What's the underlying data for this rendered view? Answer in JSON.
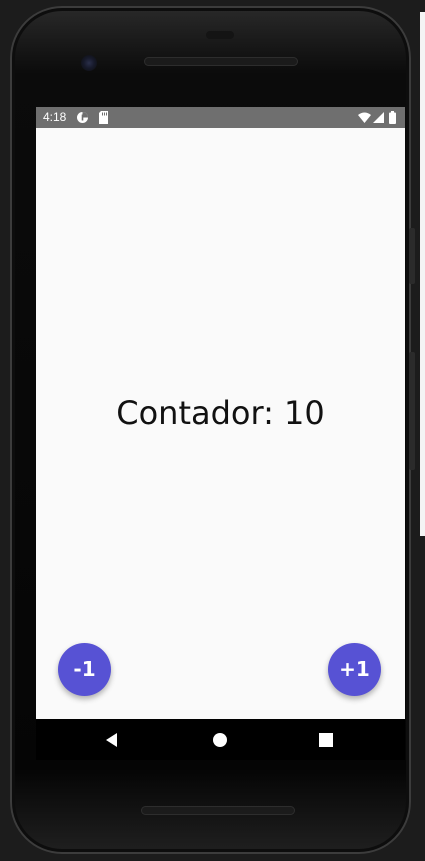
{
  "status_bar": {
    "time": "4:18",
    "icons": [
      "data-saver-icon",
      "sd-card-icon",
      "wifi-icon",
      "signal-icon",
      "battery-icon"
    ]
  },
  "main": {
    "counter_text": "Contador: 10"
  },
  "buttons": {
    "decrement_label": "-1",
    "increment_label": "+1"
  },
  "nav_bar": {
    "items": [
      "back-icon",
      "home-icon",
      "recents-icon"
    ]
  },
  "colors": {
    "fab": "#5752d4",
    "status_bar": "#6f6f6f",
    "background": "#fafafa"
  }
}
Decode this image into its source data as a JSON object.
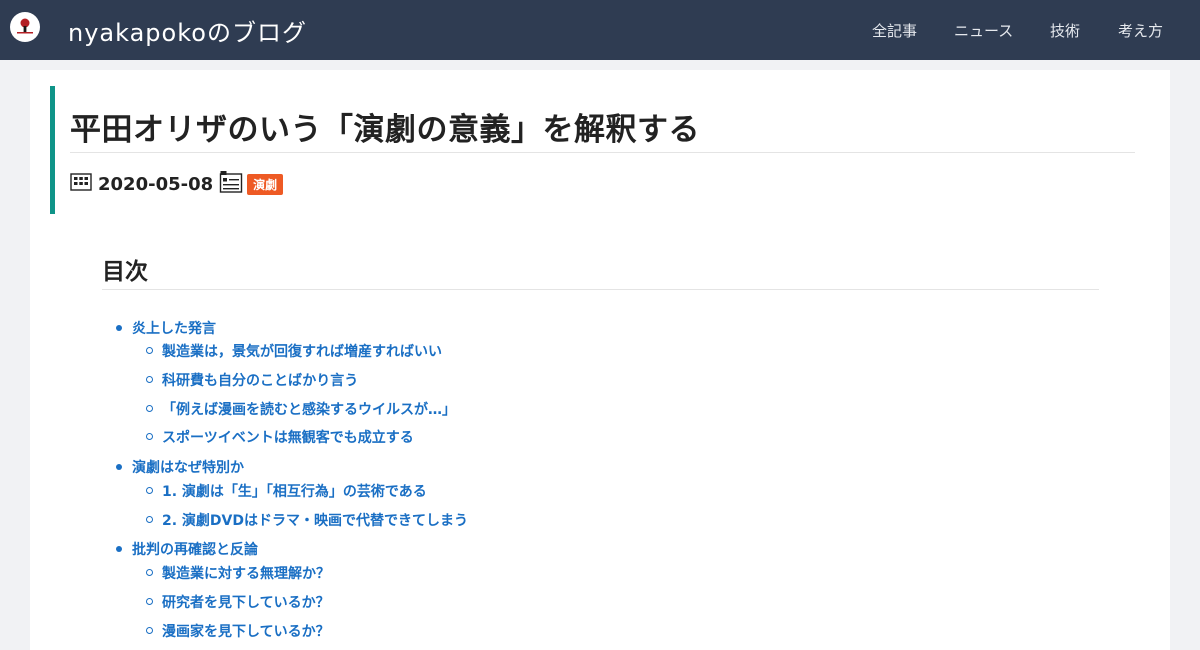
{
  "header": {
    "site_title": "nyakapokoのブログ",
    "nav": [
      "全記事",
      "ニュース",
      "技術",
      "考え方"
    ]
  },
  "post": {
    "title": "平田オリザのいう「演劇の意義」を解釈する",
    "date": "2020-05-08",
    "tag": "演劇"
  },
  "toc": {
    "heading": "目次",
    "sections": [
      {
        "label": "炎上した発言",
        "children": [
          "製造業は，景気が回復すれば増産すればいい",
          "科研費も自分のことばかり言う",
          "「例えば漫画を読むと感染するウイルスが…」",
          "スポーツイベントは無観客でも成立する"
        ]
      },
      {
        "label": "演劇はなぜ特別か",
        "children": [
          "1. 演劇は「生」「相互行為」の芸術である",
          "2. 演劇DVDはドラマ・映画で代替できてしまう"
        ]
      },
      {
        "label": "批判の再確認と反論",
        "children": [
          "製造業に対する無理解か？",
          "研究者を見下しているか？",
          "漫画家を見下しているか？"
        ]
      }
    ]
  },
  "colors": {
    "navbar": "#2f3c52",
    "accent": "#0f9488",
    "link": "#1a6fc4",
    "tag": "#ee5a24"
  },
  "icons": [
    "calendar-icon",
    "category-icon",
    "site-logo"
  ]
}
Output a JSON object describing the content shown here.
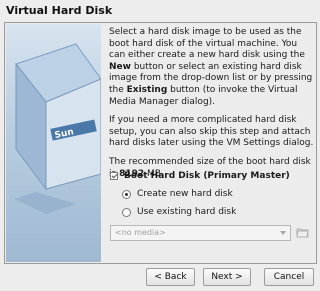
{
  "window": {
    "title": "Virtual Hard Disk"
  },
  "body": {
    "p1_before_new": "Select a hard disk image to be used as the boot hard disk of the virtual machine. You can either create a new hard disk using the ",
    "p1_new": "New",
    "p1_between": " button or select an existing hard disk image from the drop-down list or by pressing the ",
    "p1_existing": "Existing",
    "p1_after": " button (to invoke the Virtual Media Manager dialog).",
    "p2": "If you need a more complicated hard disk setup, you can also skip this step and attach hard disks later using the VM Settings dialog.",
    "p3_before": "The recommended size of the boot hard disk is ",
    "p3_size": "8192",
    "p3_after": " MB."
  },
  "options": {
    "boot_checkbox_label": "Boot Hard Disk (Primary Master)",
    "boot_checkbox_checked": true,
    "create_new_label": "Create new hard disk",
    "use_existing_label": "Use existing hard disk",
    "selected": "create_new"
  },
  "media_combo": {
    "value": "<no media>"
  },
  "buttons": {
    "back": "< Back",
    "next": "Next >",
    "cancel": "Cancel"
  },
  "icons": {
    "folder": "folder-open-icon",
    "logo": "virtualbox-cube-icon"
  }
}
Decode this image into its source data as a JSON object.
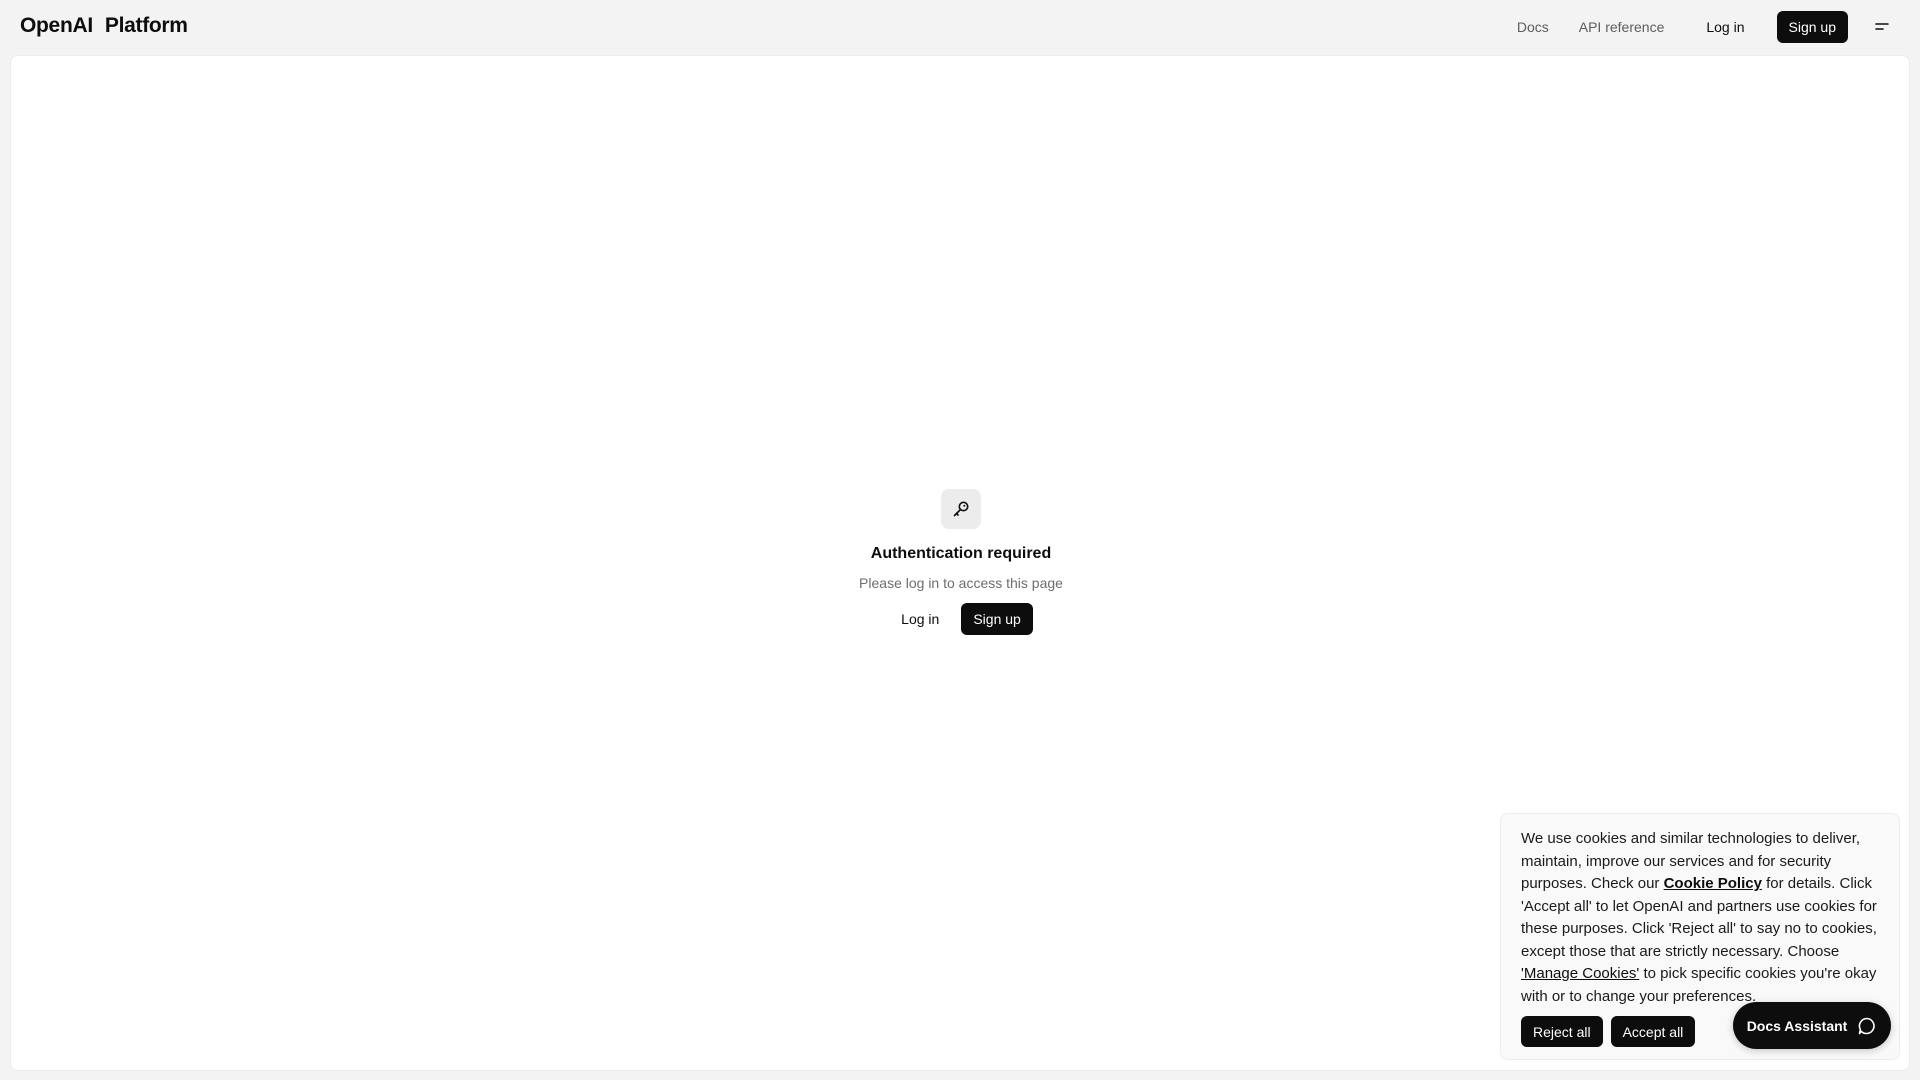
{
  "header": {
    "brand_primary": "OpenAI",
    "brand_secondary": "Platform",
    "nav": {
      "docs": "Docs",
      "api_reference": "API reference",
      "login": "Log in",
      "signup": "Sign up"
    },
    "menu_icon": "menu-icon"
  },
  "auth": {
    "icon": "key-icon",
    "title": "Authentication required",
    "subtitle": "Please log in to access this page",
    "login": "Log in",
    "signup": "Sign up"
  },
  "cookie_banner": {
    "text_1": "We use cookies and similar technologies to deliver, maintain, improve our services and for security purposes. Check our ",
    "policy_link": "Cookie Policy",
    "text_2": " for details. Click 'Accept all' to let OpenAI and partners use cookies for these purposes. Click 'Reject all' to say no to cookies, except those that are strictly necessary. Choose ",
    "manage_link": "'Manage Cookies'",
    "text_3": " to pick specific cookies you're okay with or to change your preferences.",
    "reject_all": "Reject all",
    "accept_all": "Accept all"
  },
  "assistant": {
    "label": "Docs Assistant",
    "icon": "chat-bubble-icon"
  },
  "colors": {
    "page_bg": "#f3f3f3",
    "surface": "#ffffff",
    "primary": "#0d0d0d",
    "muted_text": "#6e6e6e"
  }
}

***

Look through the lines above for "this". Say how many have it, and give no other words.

**REPLY:** 5